[AVAILABLE DATA]

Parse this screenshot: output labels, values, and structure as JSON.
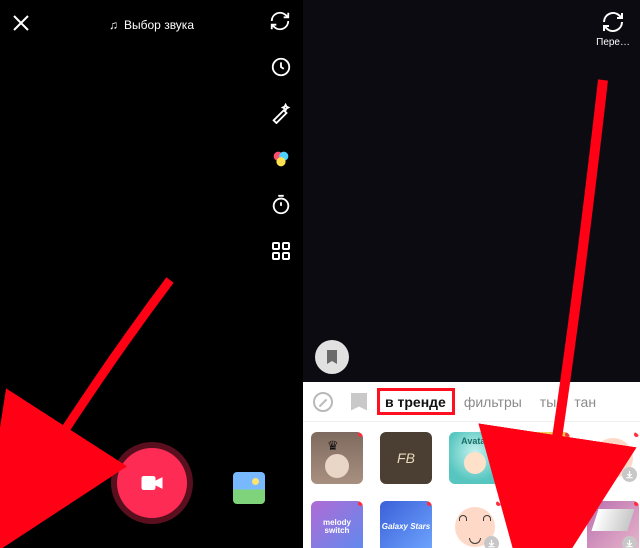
{
  "left": {
    "sound_label": "Выбор звука",
    "tools": [
      "flip",
      "speed",
      "beauty",
      "filters",
      "timer",
      "more"
    ]
  },
  "right": {
    "flip_label": "Пере…",
    "tabs": {
      "none": "",
      "bookmark": "",
      "trending": "в тренде",
      "filters": "фильтры",
      "t4": "ты",
      "t5": "тан"
    },
    "effects": [
      {
        "id": "row1-1",
        "new": true,
        "dl": false,
        "label": ""
      },
      {
        "id": "row1-2",
        "new": false,
        "dl": false,
        "label": "FB"
      },
      {
        "id": "row1-3",
        "new": true,
        "dl": false,
        "label": "Avatar"
      },
      {
        "id": "row1-4",
        "new": true,
        "dl": true,
        "label": ""
      },
      {
        "id": "row1-5",
        "new": true,
        "dl": true,
        "label": ""
      },
      {
        "id": "row2-1",
        "new": true,
        "dl": false,
        "label": "melody switch"
      },
      {
        "id": "row2-2",
        "new": true,
        "dl": false,
        "label": "Galaxy Stars"
      },
      {
        "id": "row2-3",
        "new": true,
        "dl": true,
        "label": ""
      },
      {
        "id": "row2-4",
        "new": true,
        "dl": true,
        "label": ""
      },
      {
        "id": "row2-5",
        "new": true,
        "dl": true,
        "label": ""
      }
    ]
  }
}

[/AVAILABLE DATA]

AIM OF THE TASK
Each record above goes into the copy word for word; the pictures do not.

FINISHED EXERCISE
Parse this screenshot: output labels, values, and structure as JSON.
{
  "left": {
    "sound_label": "Выбор звука",
    "tools": [
      "flip",
      "speed",
      "beauty",
      "filters",
      "timer",
      "more"
    ]
  },
  "right": {
    "flip_label": "Пере…",
    "tabs": {
      "none": "",
      "bookmark": "",
      "trending": "в тренде",
      "filters": "фильтры",
      "t4": "ты",
      "t5": "тан"
    },
    "effects": [
      {
        "id": "row1-1",
        "new": true,
        "dl": false,
        "label": ""
      },
      {
        "id": "row1-2",
        "new": false,
        "dl": false,
        "label": "FB"
      },
      {
        "id": "row1-3",
        "new": true,
        "dl": false,
        "label": "Avatar"
      },
      {
        "id": "row1-4",
        "new": true,
        "dl": true,
        "label": ""
      },
      {
        "id": "row1-5",
        "new": true,
        "dl": true,
        "label": ""
      },
      {
        "id": "row2-1",
        "new": true,
        "dl": false,
        "label": "melody switch"
      },
      {
        "id": "row2-2",
        "new": true,
        "dl": false,
        "label": "Galaxy Stars"
      },
      {
        "id": "row2-3",
        "new": true,
        "dl": true,
        "label": ""
      },
      {
        "id": "row2-4",
        "new": true,
        "dl": true,
        "label": ""
      },
      {
        "id": "row2-5",
        "new": true,
        "dl": true,
        "label": ""
      }
    ]
  }
}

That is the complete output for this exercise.